*Exercise aim*: Nothing should be left out when you copy the entries below.

*Records supplied*:
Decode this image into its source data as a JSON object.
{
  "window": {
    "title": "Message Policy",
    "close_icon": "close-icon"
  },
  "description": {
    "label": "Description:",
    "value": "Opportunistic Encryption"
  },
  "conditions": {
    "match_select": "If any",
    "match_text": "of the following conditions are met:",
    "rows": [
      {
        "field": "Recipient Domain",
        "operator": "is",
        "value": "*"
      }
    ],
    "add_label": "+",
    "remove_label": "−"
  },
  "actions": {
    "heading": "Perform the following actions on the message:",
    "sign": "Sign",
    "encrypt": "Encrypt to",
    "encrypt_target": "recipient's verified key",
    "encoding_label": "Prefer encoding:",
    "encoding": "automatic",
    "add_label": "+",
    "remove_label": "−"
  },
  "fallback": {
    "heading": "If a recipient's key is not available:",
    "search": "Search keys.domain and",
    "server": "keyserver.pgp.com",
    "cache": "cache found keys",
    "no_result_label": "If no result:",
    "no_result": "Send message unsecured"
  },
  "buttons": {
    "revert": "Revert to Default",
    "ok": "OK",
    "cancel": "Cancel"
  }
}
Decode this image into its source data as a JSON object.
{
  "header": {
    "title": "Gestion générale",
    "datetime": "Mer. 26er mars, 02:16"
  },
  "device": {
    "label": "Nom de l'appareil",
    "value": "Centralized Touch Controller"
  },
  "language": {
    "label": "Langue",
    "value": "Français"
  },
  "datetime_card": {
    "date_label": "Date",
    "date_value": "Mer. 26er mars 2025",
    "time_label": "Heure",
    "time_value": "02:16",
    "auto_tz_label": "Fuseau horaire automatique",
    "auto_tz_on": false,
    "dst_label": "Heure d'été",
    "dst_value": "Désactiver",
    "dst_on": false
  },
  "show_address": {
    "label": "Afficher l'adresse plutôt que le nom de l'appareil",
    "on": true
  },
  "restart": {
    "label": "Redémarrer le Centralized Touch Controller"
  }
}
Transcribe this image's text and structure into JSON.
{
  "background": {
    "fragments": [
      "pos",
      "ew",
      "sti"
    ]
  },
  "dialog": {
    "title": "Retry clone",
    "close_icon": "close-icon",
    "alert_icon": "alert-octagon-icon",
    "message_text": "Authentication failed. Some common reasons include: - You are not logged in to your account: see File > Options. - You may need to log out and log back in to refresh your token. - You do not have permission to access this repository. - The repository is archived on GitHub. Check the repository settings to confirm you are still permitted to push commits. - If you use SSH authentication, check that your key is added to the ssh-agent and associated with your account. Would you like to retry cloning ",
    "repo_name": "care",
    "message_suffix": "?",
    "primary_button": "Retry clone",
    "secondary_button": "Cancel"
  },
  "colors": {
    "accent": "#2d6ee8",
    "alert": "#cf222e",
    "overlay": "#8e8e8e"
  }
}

*Output*:
Decode this image into its source data as a JSON object.
{
  "window": {
    "title": "Message Policy",
    "close_icon": "close-icon"
  },
  "description": {
    "label": "Description:",
    "value": "Opportunistic Encryption"
  },
  "conditions": {
    "match_select": "If any",
    "match_text": "of the following conditions are met:",
    "rows": [
      {
        "field": "Recipient Domain",
        "operator": "is",
        "value": "*"
      }
    ],
    "add_label": "+",
    "remove_label": "−"
  },
  "actions": {
    "heading": "Perform the following actions on the message:",
    "sign": "Sign",
    "encrypt": "Encrypt to",
    "encrypt_target": "recipient's verified key",
    "encoding_label": "Prefer encoding:",
    "encoding": "automatic",
    "add_label": "+",
    "remove_label": "−"
  },
  "fallback": {
    "heading": "If a recipient's key is not available:",
    "search": "Search keys.domain and",
    "server": "keyserver.pgp.com",
    "cache": "cache found keys",
    "no_result_label": "If no result:",
    "no_result": "Send message unsecured"
  },
  "buttons": {
    "revert": "Revert to Default",
    "ok": "OK",
    "cancel": "Cancel"
  }
}
Decode this image into its source data as a JSON object.
{
  "header": {
    "title": "Gestion générale",
    "datetime": "Mer. 26er mars, 02:16"
  },
  "device": {
    "label": "Nom de l'appareil",
    "value": "Centralized Touch Controller"
  },
  "language": {
    "label": "Langue",
    "value": "Français"
  },
  "datetime_card": {
    "date_label": "Date",
    "date_value": "Mer. 26er mars 2025",
    "time_label": "Heure",
    "time_value": "02:16",
    "auto_tz_label": "Fuseau horaire automatique",
    "auto_tz_on": false,
    "dst_label": "Heure d'été",
    "dst_value": "Désactiver",
    "dst_on": false
  },
  "show_address": {
    "label": "Afficher l'adresse plutôt que le nom de l'appareil",
    "on": true
  },
  "restart": {
    "label": "Redémarrer le Centralized Touch Controller"
  }
}
Transcribe this image's text and structure into JSON.
{
  "background": {
    "fragments": [
      "pos",
      "ew",
      "sti"
    ]
  },
  "dialog": {
    "title": "Retry clone",
    "close_icon": "close-icon",
    "alert_icon": "alert-octagon-icon",
    "message_text": "Authentication failed. Some common reasons include: - You are not logged in to your account: see File > Options. - You may need to log out and log back in to refresh your token. - You do not have permission to access this repository. - The repository is archived on GitHub. Check the repository settings to confirm you are still permitted to push commits. - If you use SSH authentication, check that your key is added to the ssh-agent and associated with your account. Would you like to retry cloning ",
    "repo_name": "care",
    "message_suffix": "?",
    "primary_button": "Retry clone",
    "secondary_button": "Cancel"
  },
  "colors": {
    "accent": "#2d6ee8",
    "alert": "#cf222e",
    "overlay": "#8e8e8e"
  }
}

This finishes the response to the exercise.